**What you have to do:**
Print the entries exactly as they appear, and omit any images.

**Data for the task:**
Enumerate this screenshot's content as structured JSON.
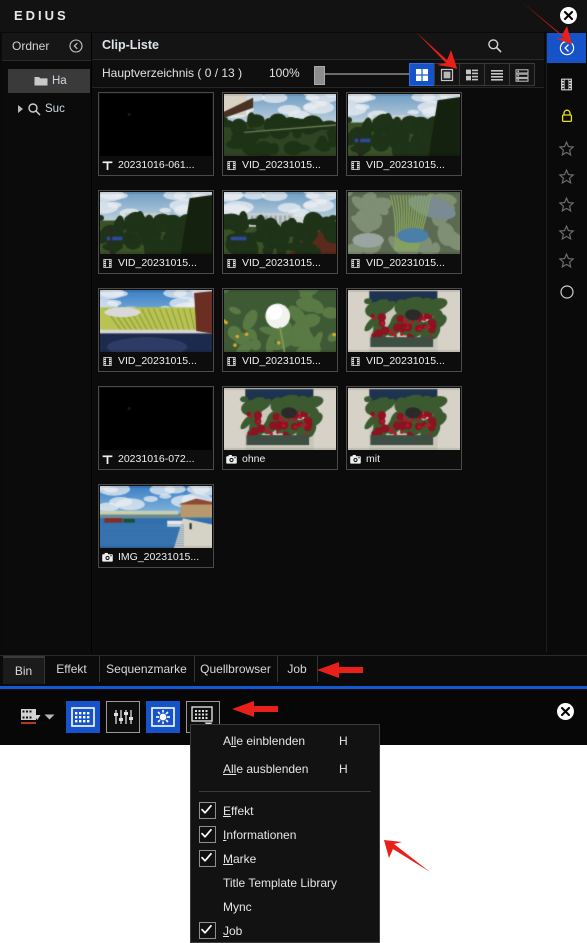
{
  "window": {
    "app_title": "EDIUS",
    "close_label": "✕"
  },
  "folder_panel": {
    "title": "Ordner",
    "collapse_icon": "chevron-left-circle-icon",
    "items": [
      {
        "label": "Ha",
        "icon": "folder-icon",
        "selected": true
      },
      {
        "label": "Suc",
        "icon": "search-icon",
        "selected": false
      }
    ]
  },
  "clip_list": {
    "title": "Clip-Liste",
    "search_icon": "search-icon",
    "path": "Hauptverzeichnis ( 0 / 13 )",
    "zoom": "100%",
    "view_modes": [
      {
        "name": "grid-view",
        "active": true
      },
      {
        "name": "large-tile-view",
        "active": false
      },
      {
        "name": "tile-detail-view",
        "active": false
      },
      {
        "name": "list-view",
        "active": false
      },
      {
        "name": "detail-list-view",
        "active": false
      }
    ],
    "clips": [
      {
        "name": "20231016-061...",
        "type": "title",
        "icon": "title-icon"
      },
      {
        "name": "VID_20231015...",
        "type": "video",
        "icon": "film-icon"
      },
      {
        "name": "VID_20231015...",
        "type": "video",
        "icon": "film-icon"
      },
      {
        "name": "VID_20231015...",
        "type": "video",
        "icon": "film-icon"
      },
      {
        "name": "VID_20231015...",
        "type": "video",
        "icon": "film-icon"
      },
      {
        "name": "VID_20231015...",
        "type": "video",
        "icon": "film-icon"
      },
      {
        "name": "VID_20231015...",
        "type": "video",
        "icon": "film-icon"
      },
      {
        "name": "VID_20231015...",
        "type": "video",
        "icon": "film-icon"
      },
      {
        "name": "VID_20231015...",
        "type": "video",
        "icon": "film-icon"
      },
      {
        "name": "20231016-072...",
        "type": "title",
        "icon": "title-icon"
      },
      {
        "name": "ohne",
        "type": "photo",
        "icon": "camera-icon"
      },
      {
        "name": "mit",
        "type": "photo",
        "icon": "camera-icon"
      },
      {
        "name": "IMG_20231015...",
        "type": "photo",
        "icon": "camera-icon"
      }
    ]
  },
  "right_rail": {
    "buttons": [
      {
        "name": "collapse-panel-button",
        "icon": "chevron-left-circle-icon",
        "active": true
      },
      {
        "name": "film-button",
        "icon": "film-icon",
        "active": false
      },
      {
        "name": "lock-button",
        "icon": "lock-icon",
        "active": false
      },
      {
        "name": "rating-1",
        "icon": "star-icon",
        "active": false
      },
      {
        "name": "rating-2",
        "icon": "star-icon",
        "active": false
      },
      {
        "name": "rating-3",
        "icon": "star-icon",
        "active": false
      },
      {
        "name": "rating-4",
        "icon": "star-icon",
        "active": false
      },
      {
        "name": "rating-5",
        "icon": "star-icon",
        "active": false
      },
      {
        "name": "no-rating",
        "icon": "circle-icon",
        "active": false
      }
    ]
  },
  "tabs": [
    {
      "label": "Bin",
      "active": true
    },
    {
      "label": "Effekt",
      "active": false
    },
    {
      "label": "Sequenzmarke",
      "active": false
    },
    {
      "label": "Quellbrowser",
      "active": false
    },
    {
      "label": "Job",
      "active": false
    }
  ],
  "toolbar": {
    "buttons": [
      {
        "name": "source-button",
        "icon": "clapperboard-icon",
        "active": false,
        "has_dropdown": true,
        "framed": false
      },
      {
        "name": "bin-button",
        "icon": "bin-grid-icon",
        "active": true,
        "has_dropdown": false,
        "framed": false
      },
      {
        "name": "mixer-button",
        "icon": "sliders-icon",
        "active": false,
        "has_dropdown": false,
        "framed": true
      },
      {
        "name": "palette-button",
        "icon": "burst-icon",
        "active": true,
        "has_dropdown": false,
        "framed": false
      },
      {
        "name": "panels-button",
        "icon": "panel-grid-icon",
        "active": false,
        "has_dropdown": true,
        "framed": true
      }
    ],
    "close_label": "✕"
  },
  "context_menu": {
    "items": [
      {
        "label": "Alle einblenden",
        "underline": "ll",
        "shortcut": "H",
        "checkbox": false,
        "checked": false
      },
      {
        "label": "Alle ausblenden",
        "underline": "All",
        "shortcut": "H",
        "checkbox": false,
        "checked": false
      },
      {
        "separator": true
      },
      {
        "label": "Effekt",
        "underline": "E",
        "shortcut": "",
        "checkbox": true,
        "checked": true
      },
      {
        "label": "Informationen",
        "underline": "I",
        "shortcut": "",
        "checkbox": true,
        "checked": true
      },
      {
        "label": "Marke",
        "underline": "M",
        "shortcut": "",
        "checkbox": true,
        "checked": true
      },
      {
        "label": "Title Template Library",
        "underline": "",
        "shortcut": "",
        "checkbox": false,
        "checked": false
      },
      {
        "label": "Mync",
        "underline": "",
        "shortcut": "",
        "checkbox": false,
        "checked": false
      },
      {
        "label": "Job",
        "underline": "J",
        "shortcut": "",
        "checkbox": true,
        "checked": true
      }
    ]
  },
  "annotations": {
    "arrow_color": "#e8201a",
    "arrows": [
      {
        "name": "arrow-to-view-buttons"
      },
      {
        "name": "arrow-to-collapse-button"
      },
      {
        "name": "arrow-to-job-tab"
      },
      {
        "name": "arrow-to-panels-button"
      },
      {
        "name": "arrow-to-menu"
      }
    ]
  }
}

**Finished exercise:**
Enumerate this screenshot's content as structured JSON.
{
  "window": {
    "app_title": "EDIUS",
    "close_label": "✕"
  },
  "folder_panel": {
    "title": "Ordner",
    "collapse_icon": "chevron-left-circle-icon",
    "items": [
      {
        "label": "Ha",
        "icon": "folder-icon",
        "selected": true
      },
      {
        "label": "Suc",
        "icon": "search-icon",
        "selected": false
      }
    ]
  },
  "clip_list": {
    "title": "Clip-Liste",
    "search_icon": "search-icon",
    "path": "Hauptverzeichnis ( 0 / 13 )",
    "zoom": "100%",
    "view_modes": [
      {
        "name": "grid-view",
        "active": true
      },
      {
        "name": "large-tile-view",
        "active": false
      },
      {
        "name": "tile-detail-view",
        "active": false
      },
      {
        "name": "list-view",
        "active": false
      },
      {
        "name": "detail-list-view",
        "active": false
      }
    ],
    "clips": [
      {
        "name": "20231016-061...",
        "type": "title",
        "icon": "title-icon"
      },
      {
        "name": "VID_20231015...",
        "type": "video",
        "icon": "film-icon"
      },
      {
        "name": "VID_20231015...",
        "type": "video",
        "icon": "film-icon"
      },
      {
        "name": "VID_20231015...",
        "type": "video",
        "icon": "film-icon"
      },
      {
        "name": "VID_20231015...",
        "type": "video",
        "icon": "film-icon"
      },
      {
        "name": "VID_20231015...",
        "type": "video",
        "icon": "film-icon"
      },
      {
        "name": "VID_20231015...",
        "type": "video",
        "icon": "film-icon"
      },
      {
        "name": "VID_20231015...",
        "type": "video",
        "icon": "film-icon"
      },
      {
        "name": "VID_20231015...",
        "type": "video",
        "icon": "film-icon"
      },
      {
        "name": "20231016-072...",
        "type": "title",
        "icon": "title-icon"
      },
      {
        "name": "ohne",
        "type": "photo",
        "icon": "camera-icon"
      },
      {
        "name": "mit",
        "type": "photo",
        "icon": "camera-icon"
      },
      {
        "name": "IMG_20231015...",
        "type": "photo",
        "icon": "camera-icon"
      }
    ]
  },
  "right_rail": {
    "buttons": [
      {
        "name": "collapse-panel-button",
        "icon": "chevron-left-circle-icon",
        "active": true
      },
      {
        "name": "film-button",
        "icon": "film-icon",
        "active": false
      },
      {
        "name": "lock-button",
        "icon": "lock-icon",
        "active": false
      },
      {
        "name": "rating-1",
        "icon": "star-icon",
        "active": false
      },
      {
        "name": "rating-2",
        "icon": "star-icon",
        "active": false
      },
      {
        "name": "rating-3",
        "icon": "star-icon",
        "active": false
      },
      {
        "name": "rating-4",
        "icon": "star-icon",
        "active": false
      },
      {
        "name": "rating-5",
        "icon": "star-icon",
        "active": false
      },
      {
        "name": "no-rating",
        "icon": "circle-icon",
        "active": false
      }
    ]
  },
  "tabs": [
    {
      "label": "Bin",
      "active": true
    },
    {
      "label": "Effekt",
      "active": false
    },
    {
      "label": "Sequenzmarke",
      "active": false
    },
    {
      "label": "Quellbrowser",
      "active": false
    },
    {
      "label": "Job",
      "active": false
    }
  ],
  "toolbar": {
    "buttons": [
      {
        "name": "source-button",
        "icon": "clapperboard-icon",
        "active": false,
        "has_dropdown": true,
        "framed": false
      },
      {
        "name": "bin-button",
        "icon": "bin-grid-icon",
        "active": true,
        "has_dropdown": false,
        "framed": false
      },
      {
        "name": "mixer-button",
        "icon": "sliders-icon",
        "active": false,
        "has_dropdown": false,
        "framed": true
      },
      {
        "name": "palette-button",
        "icon": "burst-icon",
        "active": true,
        "has_dropdown": false,
        "framed": false
      },
      {
        "name": "panels-button",
        "icon": "panel-grid-icon",
        "active": false,
        "has_dropdown": true,
        "framed": true
      }
    ],
    "close_label": "✕"
  },
  "context_menu": {
    "items": [
      {
        "label": "Alle einblenden",
        "underline": "ll",
        "shortcut": "H",
        "checkbox": false,
        "checked": false
      },
      {
        "label": "Alle ausblenden",
        "underline": "All",
        "shortcut": "H",
        "checkbox": false,
        "checked": false
      },
      {
        "separator": true
      },
      {
        "label": "Effekt",
        "underline": "E",
        "shortcut": "",
        "checkbox": true,
        "checked": true
      },
      {
        "label": "Informationen",
        "underline": "I",
        "shortcut": "",
        "checkbox": true,
        "checked": true
      },
      {
        "label": "Marke",
        "underline": "M",
        "shortcut": "",
        "checkbox": true,
        "checked": true
      },
      {
        "label": "Title Template Library",
        "underline": "",
        "shortcut": "",
        "checkbox": false,
        "checked": false
      },
      {
        "label": "Mync",
        "underline": "",
        "shortcut": "",
        "checkbox": false,
        "checked": false
      },
      {
        "label": "Job",
        "underline": "J",
        "shortcut": "",
        "checkbox": true,
        "checked": true
      }
    ]
  },
  "annotations": {
    "arrow_color": "#e8201a",
    "arrows": [
      {
        "name": "arrow-to-view-buttons"
      },
      {
        "name": "arrow-to-collapse-button"
      },
      {
        "name": "arrow-to-job-tab"
      },
      {
        "name": "arrow-to-panels-button"
      },
      {
        "name": "arrow-to-menu"
      }
    ]
  }
}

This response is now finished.